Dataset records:
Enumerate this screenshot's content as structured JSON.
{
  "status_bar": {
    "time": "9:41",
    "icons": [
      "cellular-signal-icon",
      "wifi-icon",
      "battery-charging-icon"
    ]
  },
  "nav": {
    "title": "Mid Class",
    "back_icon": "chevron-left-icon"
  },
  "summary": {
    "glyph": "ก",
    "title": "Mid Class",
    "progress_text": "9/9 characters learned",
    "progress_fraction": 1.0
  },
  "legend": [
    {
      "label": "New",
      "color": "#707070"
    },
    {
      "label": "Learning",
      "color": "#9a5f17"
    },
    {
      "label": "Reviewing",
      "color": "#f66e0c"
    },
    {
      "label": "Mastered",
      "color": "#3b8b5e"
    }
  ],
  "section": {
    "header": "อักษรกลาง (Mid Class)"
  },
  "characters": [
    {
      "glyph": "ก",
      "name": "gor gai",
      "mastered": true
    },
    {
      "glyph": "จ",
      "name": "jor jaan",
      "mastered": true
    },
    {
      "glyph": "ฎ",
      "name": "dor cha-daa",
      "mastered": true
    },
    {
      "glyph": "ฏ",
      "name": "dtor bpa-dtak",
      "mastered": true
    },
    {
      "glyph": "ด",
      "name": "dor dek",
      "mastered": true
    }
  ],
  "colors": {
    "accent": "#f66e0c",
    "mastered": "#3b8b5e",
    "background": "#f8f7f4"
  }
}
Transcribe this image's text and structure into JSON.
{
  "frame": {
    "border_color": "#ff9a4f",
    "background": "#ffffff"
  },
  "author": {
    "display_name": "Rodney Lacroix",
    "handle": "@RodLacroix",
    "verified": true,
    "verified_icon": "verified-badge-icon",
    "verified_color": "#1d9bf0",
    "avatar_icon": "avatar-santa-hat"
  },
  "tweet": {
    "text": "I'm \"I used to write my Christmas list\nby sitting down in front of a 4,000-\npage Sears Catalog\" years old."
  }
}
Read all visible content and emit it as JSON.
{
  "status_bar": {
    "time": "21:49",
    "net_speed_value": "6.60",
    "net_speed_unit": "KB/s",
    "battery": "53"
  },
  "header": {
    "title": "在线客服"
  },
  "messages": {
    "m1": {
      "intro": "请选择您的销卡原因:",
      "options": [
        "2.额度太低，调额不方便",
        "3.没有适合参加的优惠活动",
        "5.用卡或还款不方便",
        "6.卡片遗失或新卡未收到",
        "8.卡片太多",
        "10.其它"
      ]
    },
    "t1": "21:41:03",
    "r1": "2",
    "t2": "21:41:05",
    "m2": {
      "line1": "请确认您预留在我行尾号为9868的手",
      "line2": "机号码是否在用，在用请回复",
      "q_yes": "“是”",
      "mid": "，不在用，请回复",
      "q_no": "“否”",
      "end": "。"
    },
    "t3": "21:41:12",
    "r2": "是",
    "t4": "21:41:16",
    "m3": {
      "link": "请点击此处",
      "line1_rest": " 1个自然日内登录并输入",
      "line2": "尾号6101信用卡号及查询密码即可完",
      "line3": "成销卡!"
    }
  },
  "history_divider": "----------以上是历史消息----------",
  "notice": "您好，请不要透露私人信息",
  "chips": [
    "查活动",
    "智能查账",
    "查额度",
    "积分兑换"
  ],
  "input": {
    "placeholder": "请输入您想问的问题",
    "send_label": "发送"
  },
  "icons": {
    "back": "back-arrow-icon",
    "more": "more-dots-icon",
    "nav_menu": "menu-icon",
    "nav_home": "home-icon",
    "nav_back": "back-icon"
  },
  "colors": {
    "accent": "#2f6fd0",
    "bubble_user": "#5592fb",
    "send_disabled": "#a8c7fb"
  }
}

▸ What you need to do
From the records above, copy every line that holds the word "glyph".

▸ Solved exercise
    "glyph": "ก",
      "glyph": "ก",
      "glyph": "จ",
      "glyph": "ฎ",
      "glyph": "ฏ",
      "glyph": "ด",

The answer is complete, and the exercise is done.